Problem requirements - Each line below must be set down exactly as it stands.
● ● ● ● ●
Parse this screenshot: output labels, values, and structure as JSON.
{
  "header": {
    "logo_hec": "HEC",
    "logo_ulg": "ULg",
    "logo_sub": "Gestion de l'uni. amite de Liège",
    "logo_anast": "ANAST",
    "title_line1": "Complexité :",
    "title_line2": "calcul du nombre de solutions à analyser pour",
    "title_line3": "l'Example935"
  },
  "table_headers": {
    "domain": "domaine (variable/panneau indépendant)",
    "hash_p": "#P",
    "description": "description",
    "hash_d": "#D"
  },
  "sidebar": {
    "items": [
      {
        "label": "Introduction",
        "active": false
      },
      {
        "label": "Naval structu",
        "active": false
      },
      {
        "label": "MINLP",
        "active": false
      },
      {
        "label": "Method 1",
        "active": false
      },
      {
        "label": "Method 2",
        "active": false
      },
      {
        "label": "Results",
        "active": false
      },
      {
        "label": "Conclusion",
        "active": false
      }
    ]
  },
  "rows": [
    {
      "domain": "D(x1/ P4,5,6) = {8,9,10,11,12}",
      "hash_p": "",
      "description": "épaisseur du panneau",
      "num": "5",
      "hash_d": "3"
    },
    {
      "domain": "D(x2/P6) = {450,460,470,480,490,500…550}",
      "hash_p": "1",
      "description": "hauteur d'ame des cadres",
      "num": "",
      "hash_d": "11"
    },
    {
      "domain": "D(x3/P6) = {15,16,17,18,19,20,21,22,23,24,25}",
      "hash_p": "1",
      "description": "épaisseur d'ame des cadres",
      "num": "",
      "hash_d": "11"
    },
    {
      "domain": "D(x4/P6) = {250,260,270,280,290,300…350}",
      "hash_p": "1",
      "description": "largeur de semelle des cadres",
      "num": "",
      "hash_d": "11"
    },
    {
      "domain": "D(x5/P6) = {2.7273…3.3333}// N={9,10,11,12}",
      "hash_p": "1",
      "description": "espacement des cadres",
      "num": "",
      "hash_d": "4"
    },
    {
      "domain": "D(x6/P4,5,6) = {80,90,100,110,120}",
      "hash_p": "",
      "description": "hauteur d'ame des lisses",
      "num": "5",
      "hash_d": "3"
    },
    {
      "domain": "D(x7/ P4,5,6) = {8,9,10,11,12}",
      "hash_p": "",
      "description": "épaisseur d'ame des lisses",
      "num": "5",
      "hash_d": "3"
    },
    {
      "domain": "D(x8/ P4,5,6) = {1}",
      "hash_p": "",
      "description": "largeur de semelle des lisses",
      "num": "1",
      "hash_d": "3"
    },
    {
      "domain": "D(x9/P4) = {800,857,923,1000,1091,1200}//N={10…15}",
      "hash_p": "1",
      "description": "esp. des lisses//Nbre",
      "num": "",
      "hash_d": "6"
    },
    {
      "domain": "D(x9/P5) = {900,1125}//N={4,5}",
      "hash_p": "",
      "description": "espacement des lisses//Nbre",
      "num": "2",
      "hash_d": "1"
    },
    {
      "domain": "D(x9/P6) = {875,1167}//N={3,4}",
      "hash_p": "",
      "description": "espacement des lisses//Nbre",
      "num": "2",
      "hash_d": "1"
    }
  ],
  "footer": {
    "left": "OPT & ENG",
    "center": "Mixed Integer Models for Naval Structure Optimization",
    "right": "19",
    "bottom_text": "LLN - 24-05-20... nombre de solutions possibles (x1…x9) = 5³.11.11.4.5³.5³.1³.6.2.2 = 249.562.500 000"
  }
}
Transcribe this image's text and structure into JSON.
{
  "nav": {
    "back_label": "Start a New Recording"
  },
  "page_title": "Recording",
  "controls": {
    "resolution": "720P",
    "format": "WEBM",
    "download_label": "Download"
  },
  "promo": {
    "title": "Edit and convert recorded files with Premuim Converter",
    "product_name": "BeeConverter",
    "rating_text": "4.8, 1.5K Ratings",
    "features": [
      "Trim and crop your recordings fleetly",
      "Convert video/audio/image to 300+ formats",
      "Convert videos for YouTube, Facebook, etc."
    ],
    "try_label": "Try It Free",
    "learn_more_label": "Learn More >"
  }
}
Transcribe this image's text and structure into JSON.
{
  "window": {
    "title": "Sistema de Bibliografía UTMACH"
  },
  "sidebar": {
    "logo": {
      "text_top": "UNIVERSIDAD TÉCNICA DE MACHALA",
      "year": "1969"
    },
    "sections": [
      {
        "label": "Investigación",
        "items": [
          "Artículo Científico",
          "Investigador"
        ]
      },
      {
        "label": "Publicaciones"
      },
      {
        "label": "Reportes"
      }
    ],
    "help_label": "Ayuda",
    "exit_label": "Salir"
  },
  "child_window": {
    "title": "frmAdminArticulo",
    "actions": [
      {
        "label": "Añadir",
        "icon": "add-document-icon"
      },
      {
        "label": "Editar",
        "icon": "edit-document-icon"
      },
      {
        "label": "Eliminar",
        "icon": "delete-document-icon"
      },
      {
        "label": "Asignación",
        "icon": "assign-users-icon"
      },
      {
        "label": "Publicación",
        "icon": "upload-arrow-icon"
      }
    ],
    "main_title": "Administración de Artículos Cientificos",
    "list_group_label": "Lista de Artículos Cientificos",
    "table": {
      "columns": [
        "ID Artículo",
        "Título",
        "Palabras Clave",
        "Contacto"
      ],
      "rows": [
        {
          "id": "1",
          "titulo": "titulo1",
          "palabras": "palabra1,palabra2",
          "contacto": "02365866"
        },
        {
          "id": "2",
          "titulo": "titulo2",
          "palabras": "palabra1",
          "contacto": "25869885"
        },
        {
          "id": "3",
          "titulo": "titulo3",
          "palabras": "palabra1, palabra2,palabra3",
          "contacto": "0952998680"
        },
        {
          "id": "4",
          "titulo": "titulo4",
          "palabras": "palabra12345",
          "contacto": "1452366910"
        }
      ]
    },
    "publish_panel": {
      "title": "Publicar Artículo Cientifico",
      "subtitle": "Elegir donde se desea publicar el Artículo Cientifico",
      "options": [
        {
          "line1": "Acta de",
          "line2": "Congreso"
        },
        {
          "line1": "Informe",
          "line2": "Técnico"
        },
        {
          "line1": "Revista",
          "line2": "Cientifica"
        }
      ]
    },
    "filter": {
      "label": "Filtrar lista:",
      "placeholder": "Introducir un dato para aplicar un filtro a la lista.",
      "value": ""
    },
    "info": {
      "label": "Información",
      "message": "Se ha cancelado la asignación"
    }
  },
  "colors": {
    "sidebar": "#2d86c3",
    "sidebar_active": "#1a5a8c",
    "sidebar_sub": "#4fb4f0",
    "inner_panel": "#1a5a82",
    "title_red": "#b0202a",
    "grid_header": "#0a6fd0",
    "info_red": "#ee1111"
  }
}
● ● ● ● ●
Written answer -
Parse this screenshot: output labels, values, and structure as JSON.
{
  "header": {
    "logo_hec": "HEC",
    "logo_ulg": "ULg",
    "logo_sub": "Gestion de l'uni. amite de Liège",
    "logo_anast": "ANAST",
    "title_line1": "Complexité :",
    "title_line2": "calcul du nombre de solutions à analyser pour",
    "title_line3": "l'Example935"
  },
  "table_headers": {
    "domain": "domaine (variable/panneau indépendant)",
    "hash_p": "#P",
    "description": "description",
    "hash_d": "#D"
  },
  "sidebar": {
    "items": [
      {
        "label": "Introduction",
        "active": false
      },
      {
        "label": "Naval structu",
        "active": false
      },
      {
        "label": "MINLP",
        "active": false
      },
      {
        "label": "Method 1",
        "active": false
      },
      {
        "label": "Method 2",
        "active": false
      },
      {
        "label": "Results",
        "active": false
      },
      {
        "label": "Conclusion",
        "active": false
      }
    ]
  },
  "rows": [
    {
      "domain": "D(x1/ P4,5,6) = {8,9,10,11,12}",
      "hash_p": "",
      "description": "épaisseur du panneau",
      "num": "5",
      "hash_d": "3"
    },
    {
      "domain": "D(x2/P6) = {450,460,470,480,490,500…550}",
      "hash_p": "1",
      "description": "hauteur d'ame des cadres",
      "num": "",
      "hash_d": "11"
    },
    {
      "domain": "D(x3/P6) = {15,16,17,18,19,20,21,22,23,24,25}",
      "hash_p": "1",
      "description": "épaisseur d'ame des cadres",
      "num": "",
      "hash_d": "11"
    },
    {
      "domain": "D(x4/P6) = {250,260,270,280,290,300…350}",
      "hash_p": "1",
      "description": "largeur de semelle des cadres",
      "num": "",
      "hash_d": "11"
    },
    {
      "domain": "D(x5/P6) = {2.7273…3.3333}// N={9,10,11,12}",
      "hash_p": "1",
      "description": "espacement des cadres",
      "num": "",
      "hash_d": "4"
    },
    {
      "domain": "D(x6/P4,5,6) = {80,90,100,110,120}",
      "hash_p": "",
      "description": "hauteur d'ame des lisses",
      "num": "5",
      "hash_d": "3"
    },
    {
      "domain": "D(x7/ P4,5,6) = {8,9,10,11,12}",
      "hash_p": "",
      "description": "épaisseur d'ame des lisses",
      "num": "5",
      "hash_d": "3"
    },
    {
      "domain": "D(x8/ P4,5,6) = {1}",
      "hash_p": "",
      "description": "largeur de semelle des lisses",
      "num": "1",
      "hash_d": "3"
    },
    {
      "domain": "D(x9/P4) = {800,857,923,1000,1091,1200}//N={10…15}",
      "hash_p": "1",
      "description": "esp. des lisses//Nbre",
      "num": "",
      "hash_d": "6"
    },
    {
      "domain": "D(x9/P5) = {900,1125}//N={4,5}",
      "hash_p": "",
      "description": "espacement des lisses//Nbre",
      "num": "2",
      "hash_d": "1"
    },
    {
      "domain": "D(x9/P6) = {875,1167}//N={3,4}",
      "hash_p": "",
      "description": "espacement des lisses//Nbre",
      "num": "2",
      "hash_d": "1"
    }
  ],
  "footer": {
    "left": "OPT & ENG",
    "center": "Mixed Integer Models for Naval Structure Optimization",
    "right": "19",
    "bottom_text": "LLN - 24-05-20... nombre de solutions possibles (x1…x9) = 5³.11.11.4.5³.5³.1³.6.2.2 = 249.562.500 000"
  }
}
Transcribe this image's text and structure into JSON.
{
  "nav": {
    "back_label": "Start a New Recording"
  },
  "page_title": "Recording",
  "controls": {
    "resolution": "720P",
    "format": "WEBM",
    "download_label": "Download"
  },
  "promo": {
    "title": "Edit and convert recorded files with Premuim Converter",
    "product_name": "BeeConverter",
    "rating_text": "4.8, 1.5K Ratings",
    "features": [
      "Trim and crop your recordings fleetly",
      "Convert video/audio/image to 300+ formats",
      "Convert videos for YouTube, Facebook, etc."
    ],
    "try_label": "Try It Free",
    "learn_more_label": "Learn More >"
  }
}
Transcribe this image's text and structure into JSON.
{
  "window": {
    "title": "Sistema de Bibliografía UTMACH"
  },
  "sidebar": {
    "logo": {
      "text_top": "UNIVERSIDAD TÉCNICA DE MACHALA",
      "year": "1969"
    },
    "sections": [
      {
        "label": "Investigación",
        "items": [
          "Artículo Científico",
          "Investigador"
        ]
      },
      {
        "label": "Publicaciones"
      },
      {
        "label": "Reportes"
      }
    ],
    "help_label": "Ayuda",
    "exit_label": "Salir"
  },
  "child_window": {
    "title": "frmAdminArticulo",
    "actions": [
      {
        "label": "Añadir",
        "icon": "add-document-icon"
      },
      {
        "label": "Editar",
        "icon": "edit-document-icon"
      },
      {
        "label": "Eliminar",
        "icon": "delete-document-icon"
      },
      {
        "label": "Asignación",
        "icon": "assign-users-icon"
      },
      {
        "label": "Publicación",
        "icon": "upload-arrow-icon"
      }
    ],
    "main_title": "Administración de Artículos Cientificos",
    "list_group_label": "Lista de Artículos Cientificos",
    "table": {
      "columns": [
        "ID Artículo",
        "Título",
        "Palabras Clave",
        "Contacto"
      ],
      "rows": [
        {
          "id": "1",
          "titulo": "titulo1",
          "palabras": "palabra1,palabra2",
          "contacto": "02365866"
        },
        {
          "id": "2",
          "titulo": "titulo2",
          "palabras": "palabra1",
          "contacto": "25869885"
        },
        {
          "id": "3",
          "titulo": "titulo3",
          "palabras": "palabra1, palabra2,palabra3",
          "contacto": "0952998680"
        },
        {
          "id": "4",
          "titulo": "titulo4",
          "palabras": "palabra12345",
          "contacto": "1452366910"
        }
      ]
    },
    "publish_panel": {
      "title": "Publicar Artículo Cientifico",
      "subtitle": "Elegir donde se desea publicar el Artículo Cientifico",
      "options": [
        {
          "line1": "Acta de",
          "line2": "Congreso"
        },
        {
          "line1": "Informe",
          "line2": "Técnico"
        },
        {
          "line1": "Revista",
          "line2": "Cientifica"
        }
      ]
    },
    "filter": {
      "label": "Filtrar lista:",
      "placeholder": "Introducir un dato para aplicar un filtro a la lista.",
      "value": ""
    },
    "info": {
      "label": "Información",
      "message": "Se ha cancelado la asignación"
    }
  },
  "colors": {
    "sidebar": "#2d86c3",
    "sidebar_active": "#1a5a8c",
    "sidebar_sub": "#4fb4f0",
    "inner_panel": "#1a5a82",
    "title_red": "#b0202a",
    "grid_header": "#0a6fd0",
    "info_red": "#ee1111"
  }
}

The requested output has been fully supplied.